Binance has shut down its Singapore-facing crypto exchange.
The news follows a series of events that have eventually led to Binance exiting the top Asian Fintech market with a wholly owned trading platform.
Binance Singapore was originally granted an exemption from holding a license under the Payment Services Act as Singapore sought to incorporate greater regulations on certain financial services activities.
In September 2021, Binance announced that Singapore-based users would no longer be able to access Binance.com – its main trading platform.
At that time, Binance explained:
As of October 26, 2021, they will no longer be able to access the following products and offerings:
- Fiat deposit
- Crypto Buy/Sell with fiat
- Spot Trading
- Liquid Swap
The move is part of our work with the Monetary Authority of Singapore (MAS) to update our platform in compliance with local regulations.
Residents of Singapore can now register for an account on Binance.sg, which we are actively expanding and will offer a more complete suite of services and features to Singapore-based users.
For those users that remain on the Binance.com platform, please be aware that the following changes have been implemented:
- As from 10 September 2021, Binance no longer supports the following products and offerings in Singapore:
- SGD (Singapore dollar) trading pairs
- SGD as a payment method for P2P trading
- SGD payments by card
- Binance.com will no longer accept a Singapore-issued ID for individuals seeking to register a new user account after 10 September 2021.
- Existing Binance.com users will still be able to continue to access their Binance.com accounts, but will no longer be able to access the products and offerings outlined above.
The operation of Binance.sg for residents of Singapore is now over and Binance has reportedly withdrawn its application to provide crypto trading services in the country.
At the time of the investment, Richard Teng, CEO of Binance Singapore, commented:
“Crypto and traditional financial offerings continue to converge.

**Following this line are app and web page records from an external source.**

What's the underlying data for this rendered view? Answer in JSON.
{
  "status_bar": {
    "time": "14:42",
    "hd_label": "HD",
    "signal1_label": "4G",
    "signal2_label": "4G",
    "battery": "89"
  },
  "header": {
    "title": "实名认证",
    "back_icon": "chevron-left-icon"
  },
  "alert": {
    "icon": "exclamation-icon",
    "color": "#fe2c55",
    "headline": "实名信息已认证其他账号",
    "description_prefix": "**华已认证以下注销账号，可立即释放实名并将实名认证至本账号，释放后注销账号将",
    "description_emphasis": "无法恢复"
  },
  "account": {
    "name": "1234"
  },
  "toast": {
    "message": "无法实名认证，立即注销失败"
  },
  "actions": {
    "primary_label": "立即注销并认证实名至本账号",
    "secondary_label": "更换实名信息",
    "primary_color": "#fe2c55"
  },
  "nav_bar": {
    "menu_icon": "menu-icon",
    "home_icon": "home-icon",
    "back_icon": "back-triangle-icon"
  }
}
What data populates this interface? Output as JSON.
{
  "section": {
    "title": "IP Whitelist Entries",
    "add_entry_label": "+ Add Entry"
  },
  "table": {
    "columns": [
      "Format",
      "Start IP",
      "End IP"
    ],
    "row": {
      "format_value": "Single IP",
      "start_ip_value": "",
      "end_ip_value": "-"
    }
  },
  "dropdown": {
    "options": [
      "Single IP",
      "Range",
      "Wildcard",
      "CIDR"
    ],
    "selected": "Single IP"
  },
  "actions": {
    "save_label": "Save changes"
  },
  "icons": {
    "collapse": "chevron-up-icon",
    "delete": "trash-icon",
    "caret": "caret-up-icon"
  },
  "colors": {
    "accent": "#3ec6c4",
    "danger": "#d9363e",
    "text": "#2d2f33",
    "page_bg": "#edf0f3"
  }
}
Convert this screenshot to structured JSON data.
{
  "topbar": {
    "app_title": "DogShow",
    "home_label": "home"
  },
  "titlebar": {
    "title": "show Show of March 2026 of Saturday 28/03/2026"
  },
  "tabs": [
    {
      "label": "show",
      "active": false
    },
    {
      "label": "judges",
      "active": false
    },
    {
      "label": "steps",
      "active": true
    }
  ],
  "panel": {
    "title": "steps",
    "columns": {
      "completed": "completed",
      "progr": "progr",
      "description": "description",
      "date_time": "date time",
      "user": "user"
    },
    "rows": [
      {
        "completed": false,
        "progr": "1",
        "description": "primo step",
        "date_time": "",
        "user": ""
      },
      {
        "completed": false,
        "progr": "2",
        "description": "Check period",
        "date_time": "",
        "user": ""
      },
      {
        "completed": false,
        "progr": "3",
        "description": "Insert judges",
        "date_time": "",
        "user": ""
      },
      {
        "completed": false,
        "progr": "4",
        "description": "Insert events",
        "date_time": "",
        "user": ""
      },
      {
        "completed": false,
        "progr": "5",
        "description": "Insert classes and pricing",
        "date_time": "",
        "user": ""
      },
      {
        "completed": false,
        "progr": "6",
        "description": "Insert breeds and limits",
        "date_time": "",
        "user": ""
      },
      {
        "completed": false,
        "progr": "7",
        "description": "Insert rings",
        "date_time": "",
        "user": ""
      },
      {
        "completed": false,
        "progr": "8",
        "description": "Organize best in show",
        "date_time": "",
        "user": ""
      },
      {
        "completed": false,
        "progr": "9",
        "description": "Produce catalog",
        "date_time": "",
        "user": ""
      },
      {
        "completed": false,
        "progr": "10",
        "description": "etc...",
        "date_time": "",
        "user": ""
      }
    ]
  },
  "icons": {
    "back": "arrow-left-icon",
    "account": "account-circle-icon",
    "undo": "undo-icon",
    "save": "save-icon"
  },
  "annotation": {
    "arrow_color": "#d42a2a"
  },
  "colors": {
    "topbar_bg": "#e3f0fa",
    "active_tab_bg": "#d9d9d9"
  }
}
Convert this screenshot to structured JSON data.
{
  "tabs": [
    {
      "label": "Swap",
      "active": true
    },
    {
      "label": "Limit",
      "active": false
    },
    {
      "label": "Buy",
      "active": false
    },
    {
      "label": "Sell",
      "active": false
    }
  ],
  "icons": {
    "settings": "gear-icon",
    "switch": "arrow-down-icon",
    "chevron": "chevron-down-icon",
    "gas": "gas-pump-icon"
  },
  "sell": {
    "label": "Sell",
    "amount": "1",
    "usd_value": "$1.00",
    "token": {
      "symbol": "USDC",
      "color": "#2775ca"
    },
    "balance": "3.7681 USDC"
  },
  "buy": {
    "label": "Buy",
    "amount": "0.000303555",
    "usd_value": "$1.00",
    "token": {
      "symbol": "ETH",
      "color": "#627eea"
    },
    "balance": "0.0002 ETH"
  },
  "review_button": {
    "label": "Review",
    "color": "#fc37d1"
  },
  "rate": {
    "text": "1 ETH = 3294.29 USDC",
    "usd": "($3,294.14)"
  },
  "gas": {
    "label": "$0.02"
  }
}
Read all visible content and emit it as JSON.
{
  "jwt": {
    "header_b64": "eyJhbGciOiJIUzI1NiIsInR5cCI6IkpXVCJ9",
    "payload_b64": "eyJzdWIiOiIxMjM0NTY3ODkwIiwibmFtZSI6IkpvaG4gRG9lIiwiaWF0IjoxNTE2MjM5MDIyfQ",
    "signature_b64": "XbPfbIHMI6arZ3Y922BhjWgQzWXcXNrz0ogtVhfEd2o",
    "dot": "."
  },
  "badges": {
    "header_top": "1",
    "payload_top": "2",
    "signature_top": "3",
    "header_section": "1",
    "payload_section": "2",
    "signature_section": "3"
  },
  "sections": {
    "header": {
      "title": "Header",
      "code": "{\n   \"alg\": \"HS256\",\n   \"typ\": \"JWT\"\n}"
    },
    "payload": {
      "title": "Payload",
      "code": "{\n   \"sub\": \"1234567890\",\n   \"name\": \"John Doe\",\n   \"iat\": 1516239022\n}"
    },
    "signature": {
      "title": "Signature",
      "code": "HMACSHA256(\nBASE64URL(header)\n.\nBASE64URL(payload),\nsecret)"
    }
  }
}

Through this investment, we seek to work with HGX in enhancing offerings of products and services supported by blockchain technology. We aim to work collaboratively with HGX to enhance the blockchain ecosystem in Singapore.”
Teng, previously an executive at both MAS and CEO of the Financial Services Regulatory Authority at Abu Dhabi Global Market, was selected to be the Executive Chairman of HG Exchange in September 2020, prior to joining Binance.sg.
Hg Exchange aims to offer 24/7 trading in both digital and non-digital capital markets. HG Exchange is powered by speedy blockchain Zilliqa , also based in Singapore.
The private exchange was accepted into the MAS Fintech Sandbox in 2020. Of note is the fact that HG Exchange was co-founded by PhillipCapital, Prime Partners, and Fundnel – a top securities crowdfunding platform serving sophisticated investors across Asia. The platform started trading digital assets in September 2020. HG Exchange reports more than one million clients and assets under management exceeding $35 billion. It aims to trade in digital securities, crypto as well as other alternative assets – across Asia to sophisticated investors. HG Exchange is authorized by MAS as a Recognised Market Operator.
So is the investment in HG Exchange the driving force behind the closure of Binance.sg?
In a Tweet, Binance founder Changpeng “CZ” Zhao said the pursuit of a crypto license in Singapore became “redundant” following the HG Exchange investment.
Clarification. Binance made a sizable investment into regulated exchange HGX last week. This investment made our own application somewhat redundant. We will continue to work through our partners to grow the crypto industry in Singapore. Onwards.https://t.co/D9oywGEavV
— CZ 🔶 Binance (@cz_binance) December 13, 2021
Binance was an early entrant in the crypto exchange sector and benefited by being first in a now crowded sector. By providing global services to a fast-growing global market, Binance has emerged as the largest crypto exchange in the world. Yet, new compliance challenges such as FATFs “travel rule” and national regulators scrutinizing crypto exchanges make Binance a big target in the eyes of certain regulators looking to make their mark on crypto compliance. The Chairman of the US SEC Gary Gensler has frequently mentioned the need to bring crypto exchanges into a regulated environment. In October, Gensler explained that they currently have “robust authority” over crypto exchanges where people are “trading securities.”
“What happens is we have a platform with a few commodities but mostly securities,” said Gensler, sharing his opinion that most cryptocurrencies are securities and thus fall under existing security law.
Binance’s challenge is to morph into a regulated exchange that adheres to national rules and global guidance while navigating the minefield of global securities regulators that are monitoring its activities. Its investment in HG Exchange, and closure of Binance.sg, is a major step in this direction. But, will it be enough?